Work item:
Track down each line below containing the string "enabled" and copy it.

The data:
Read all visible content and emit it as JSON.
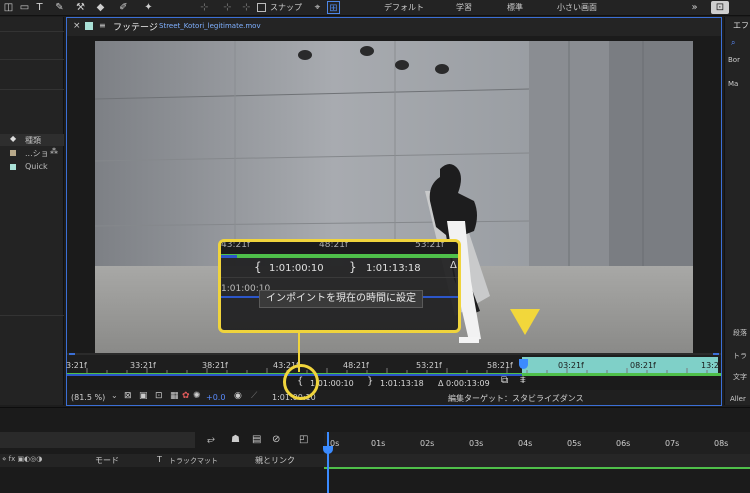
{
  "toolbar": {
    "snap_label": "スナップ",
    "workspaces": [
      "デフォルト",
      "学習",
      "標準",
      "小さい画面"
    ]
  },
  "left_panel": {
    "header": "種類",
    "items": [
      "...ショ",
      "Quick"
    ]
  },
  "footage_panel": {
    "tab_label": "フッテージ",
    "file_name": "Street_Kotori_legitimate.mov",
    "zoom": "(81.5 %)",
    "exposure": "+0.0",
    "current_time": "1:01:00:10",
    "edit_target": "編集ターゲット：スタビライズダンス",
    "ruler_ticks": [
      "3:21f",
      "33:21f",
      "38:21f",
      "43:21f",
      "48:21f",
      "53:21f",
      "58:21f",
      "03:21f",
      "08:21f",
      "13:2"
    ],
    "in_point": "1:01:00:10",
    "out_point": "1:01:13:18",
    "duration": "Δ 0:00:13:09"
  },
  "callout": {
    "ticks": [
      "43:21f",
      "48:21f",
      "53:21f"
    ],
    "in_point": "1:01:00:10",
    "out_point": "1:01:13:18",
    "time": "1:01:00:10",
    "tooltip": "インポイントを現在の時間に設定"
  },
  "right_panel": {
    "labels": [
      "エフ",
      "Bor",
      "Ma",
      "段落",
      "トラ",
      "文字",
      "Aller"
    ]
  },
  "timeline": {
    "ticks": [
      "0s",
      "01s",
      "02s",
      "03s",
      "04s",
      "05s",
      "06s",
      "07s",
      "08s"
    ],
    "col_mode": "モード",
    "col_t": "T",
    "col_trackmatte": "トラックマット",
    "col_parent": "親とリンク"
  },
  "colors": {
    "accent_blue": "#3b6fd6",
    "callout_yellow": "#f0d43c",
    "work_area_green": "#4fbf4a",
    "range_cyan": "#7fd0c8"
  }
}
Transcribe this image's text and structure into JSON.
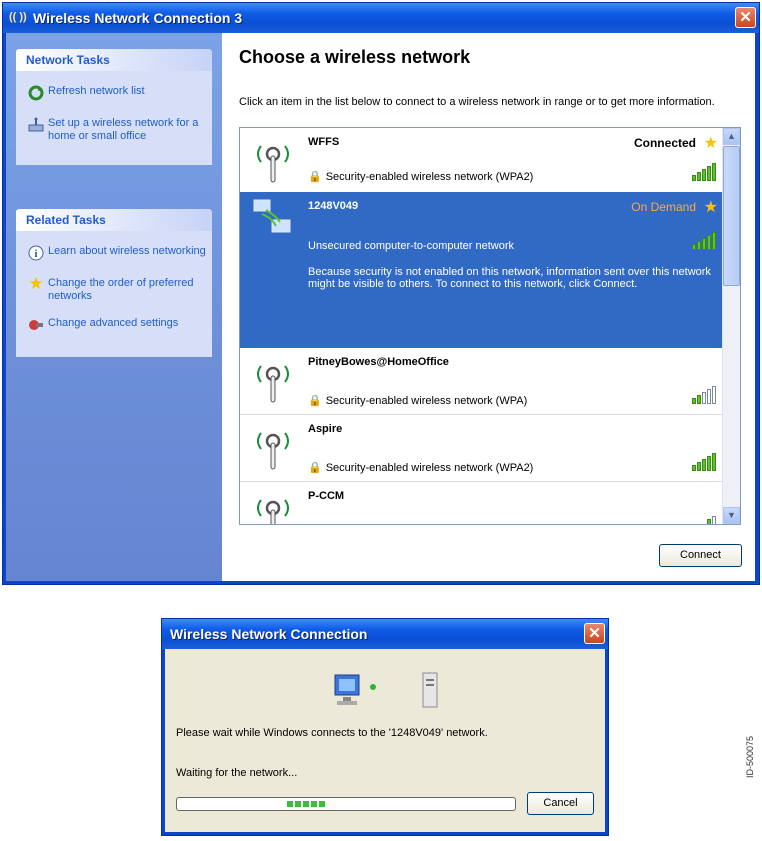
{
  "main_window": {
    "title": "Wireless Network Connection 3",
    "title_icon": "(( ))",
    "close_label": "✕"
  },
  "left_pane": {
    "network_tasks": {
      "header": "Network Tasks",
      "items": [
        {
          "icon": "refresh-icon",
          "label": "Refresh network list"
        },
        {
          "icon": "setup-wireless-icon",
          "label": "Set up a wireless network for a home or small office"
        }
      ]
    },
    "related_tasks": {
      "header": "Related Tasks",
      "items": [
        {
          "icon": "info-icon",
          "label": "Learn about wireless networking"
        },
        {
          "icon": "star-icon",
          "label": "Change the order of preferred networks"
        },
        {
          "icon": "settings-icon",
          "label": "Change advanced settings"
        }
      ]
    }
  },
  "main": {
    "heading": "Choose a wireless network",
    "instructions": "Click an item in the list below to connect to a wireless network in range or to get more information.",
    "connect_label": "Connect",
    "networks": [
      {
        "name": "WFFS",
        "status": "Connected",
        "security": "Security-enabled wireless network (WPA2)",
        "signal_bars": 5,
        "selected": false
      },
      {
        "name": "1248V049",
        "status": "On Demand",
        "security": "Unsecured computer-to-computer network",
        "description": "Because security is not enabled on this network, information sent over this network might be visible to others. To connect to this network, click Connect.",
        "signal_bars": 5,
        "selected": true
      },
      {
        "name": "PitneyBowes@HomeOffice",
        "status": "",
        "security": "Security-enabled wireless network (WPA)",
        "signal_bars": 2,
        "selected": false
      },
      {
        "name": "Aspire",
        "status": "",
        "security": "Security-enabled wireless network (WPA2)",
        "signal_bars": 5,
        "selected": false
      },
      {
        "name": "P-CCM",
        "status": "",
        "security": "",
        "signal_bars": 1,
        "selected": false
      }
    ]
  },
  "dialog": {
    "title": "Wireless Network Connection",
    "close_label": "✕",
    "message": "Please wait while Windows connects to the '1248V049' network.",
    "waiting": "Waiting for the network...",
    "cancel_label": "Cancel"
  },
  "figure_id": "ID-500075"
}
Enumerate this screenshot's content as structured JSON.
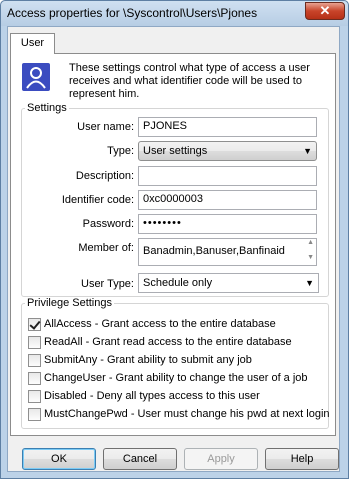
{
  "window": {
    "title": "Access properties for \\Syscontrol\\Users\\Pjones",
    "close_glyph": "✕"
  },
  "tabs": [
    {
      "label": "User"
    }
  ],
  "description": "These settings control what type of access a user receives and what identifier code will be used to represent him.",
  "settings": {
    "group_label": "Settings",
    "user_name": {
      "label": "User name:",
      "value": "PJONES"
    },
    "type": {
      "label": "Type:",
      "value": "User settings"
    },
    "description": {
      "label": "Description:",
      "value": ""
    },
    "identifier": {
      "label": "Identifier code:",
      "value": "0xc0000003"
    },
    "password": {
      "label": "Password:",
      "value": "••••••••"
    },
    "member_of": {
      "label": "Member of:",
      "value": "Banadmin,Banuser,Banfinaid"
    },
    "user_type": {
      "label": "User Type:",
      "value": "Schedule only"
    }
  },
  "privileges": {
    "group_label": "Privilege Settings",
    "items": [
      {
        "label": "AllAccess - Grant access to the entire database",
        "checked": true
      },
      {
        "label": "ReadAll - Grant read access to the entire database",
        "checked": false
      },
      {
        "label": "SubmitAny - Grant ability to submit any job",
        "checked": false
      },
      {
        "label": "ChangeUser - Grant ability to change the user of a job",
        "checked": false
      },
      {
        "label": "Disabled - Deny all types access to this user",
        "checked": false
      },
      {
        "label": "MustChangePwd - User must change his pwd at next login",
        "checked": false
      }
    ]
  },
  "buttons": {
    "ok": "OK",
    "cancel": "Cancel",
    "apply": "Apply",
    "help": "Help"
  },
  "icons": {
    "user": "user-icon",
    "dropdown": "chevron-down-icon",
    "close": "close-icon"
  },
  "colors": {
    "title_bar": "#bcd2e8",
    "close_button": "#c8442a",
    "user_icon": "#3b4cc0"
  }
}
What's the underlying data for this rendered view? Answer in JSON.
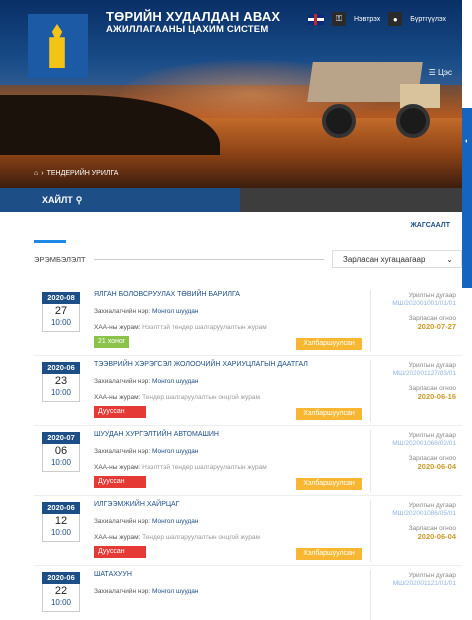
{
  "header": {
    "title_line1": "ТӨРИЙН ХУДАЛДАН АВАХ",
    "title_line2": "АЖИЛЛАГААНЫ ЦАХИМ СИСТЕМ",
    "login": "Нэвтрэх",
    "register": "Бүртгүүлэх",
    "menu": "Цэс",
    "breadcrumb": "ТЕНДЕРИЙН УРИЛГА"
  },
  "search": {
    "tab_label": "ХАЙЛТ"
  },
  "toolbar": {
    "sort_link": "ЖАГСААЛТ",
    "filter_label": "ЭРЭМБЭЛЭЛТ",
    "sort_select": "Зарласан хугацаагаар"
  },
  "labels": {
    "customer": "Захиалагчийн нэр:",
    "type": "ХАА-ны журам:",
    "invite_no": "Урилгын дугаар",
    "announced": "Зарласан огноо"
  },
  "tenders": [
    {
      "ym": "2020-08",
      "day": "27",
      "time": "10:00",
      "title": "ЯЛГАН БОЛОВСРУУЛАХ ТӨВИЙН БАРИЛГА",
      "customer": "Монгол шуудан",
      "type": "Нээлттэй тендер шалгаруулалтын журам",
      "status": "21 хоног",
      "progress": "Хэлбаршуулсан",
      "code": "МШ/202001001/01/01",
      "date": "2020-07-27"
    },
    {
      "ym": "2020-06",
      "day": "23",
      "time": "10:00",
      "title": "ТЭЭВРИЙН ХЭРЭГСЭЛ ЖОЛООЧИЙН ХАРИУЦЛАГЫН ДААТГАЛ",
      "customer": "Монгол шуудан",
      "type": "Тендер шалгаруулалтын онцгой журам",
      "status": "Дууссан",
      "progress": "Хэлбаршуулсан",
      "code": "МШ/202001127/03/01",
      "date": "2020-06-16"
    },
    {
      "ym": "2020-07",
      "day": "06",
      "time": "10:00",
      "title": "ШУУДАН ХУРГЭЛТИЙН АВТОМАШИН",
      "customer": "Монгол шуудан",
      "type": "Нээлттэй тендер шалгаруулалтын журам",
      "status": "Дууссан",
      "progress": "Хэлбаршуулсан",
      "code": "МШ/202001068/02/01",
      "date": "2020-06-04"
    },
    {
      "ym": "2020-06",
      "day": "12",
      "time": "10:00",
      "title": "ИЛГЭЭМЖИЙН ХАЙРЦАГ",
      "customer": "Монгол шуудан",
      "type": "Тендер шалгаруулалтын онцгой журам",
      "status": "Дууссан",
      "progress": "Хэлбаршуулсан",
      "code": "МШ/202001086/05/01",
      "date": "2020-06-04"
    },
    {
      "ym": "2020-06",
      "day": "22",
      "time": "10:00",
      "title": "ШАТАХУУН",
      "customer": "Монгол шуудан",
      "type": "",
      "status": "",
      "progress": "",
      "code": "МШ/202001121/01/01",
      "date": ""
    }
  ]
}
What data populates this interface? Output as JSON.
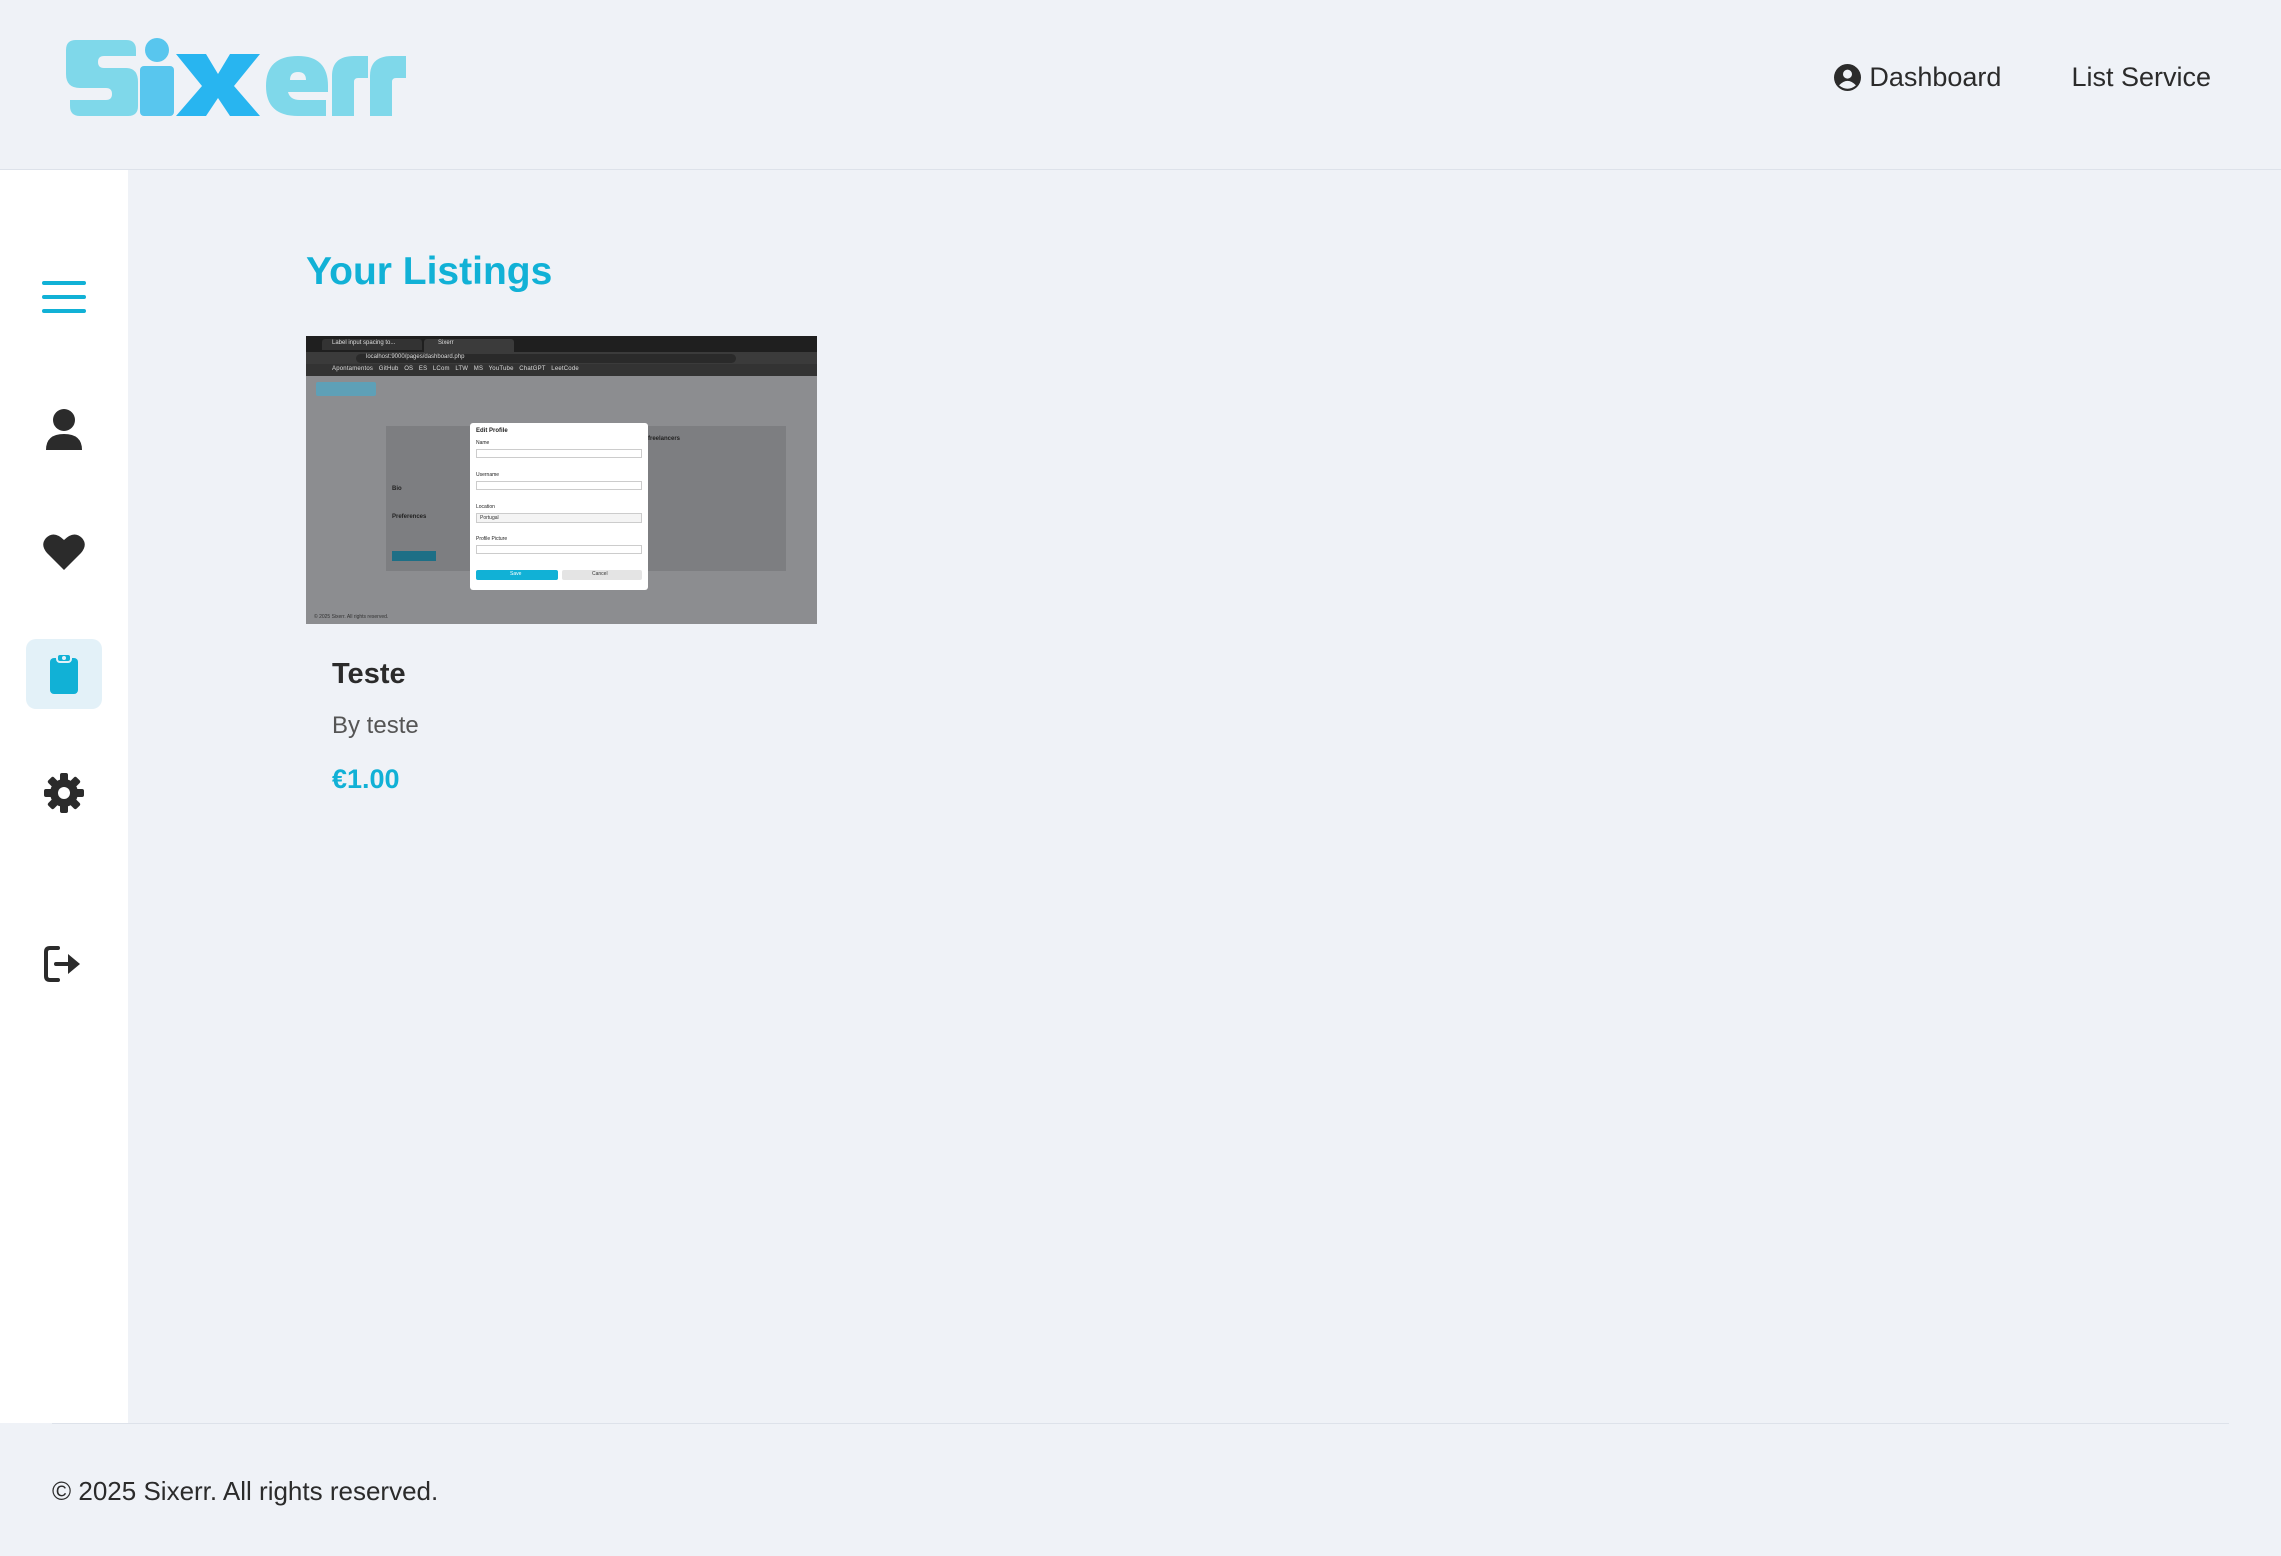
{
  "header": {
    "logo_text": "sixerr",
    "nav": {
      "dashboard": "Dashboard",
      "list_service": "List Service"
    }
  },
  "sidebar": {
    "items": [
      {
        "icon": "menu-icon"
      },
      {
        "icon": "user-icon"
      },
      {
        "icon": "heart-icon"
      },
      {
        "icon": "clipboard-icon",
        "active": true
      },
      {
        "icon": "gear-icon"
      },
      {
        "icon": "logout-icon"
      }
    ]
  },
  "main": {
    "title": "Your Listings",
    "listings": [
      {
        "title": "Teste",
        "author": "By teste",
        "price": "€1.00",
        "thumbnail": {
          "tab1": "Label input spacing to...",
          "tab2": "Sixerr",
          "url": "localhost:9000/pages/dashboard.php",
          "bookmarks": [
            "Apontamentos",
            "GitHub",
            "OS",
            "ES",
            "LCom",
            "LTW",
            "MS",
            "YouTube",
            "ChatGPT",
            "LeetCode"
          ],
          "modal_title": "Edit Profile",
          "fields": [
            "Name",
            "Username",
            "Location",
            "Profile Picture"
          ],
          "location_value": "Portugal",
          "save": "Save",
          "cancel": "Cancel",
          "bg_heading": "m from freelancers",
          "bg_bio": "Bio",
          "bg_prefs": "Preferences",
          "footer": "© 2025 Sixerr. All rights reserved."
        }
      }
    ]
  },
  "footer": {
    "copyright": "© 2025 Sixerr. All rights reserved."
  },
  "colors": {
    "accent": "#11b1d6",
    "logo_light": "#7fd8ea",
    "logo_dark": "#28b5f0",
    "background": "#eff2f7"
  }
}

Task result:
        "security": "Security-enabled wireless network (WPA2)",
        "description": "Because security is not enabled on this network, information sent over this network might be visible to others. To connect to this network, click Connect.",
        "security": "Security-enabled wireless network (WPA)",
        "security": "Security-enabled wireless network (WPA2)",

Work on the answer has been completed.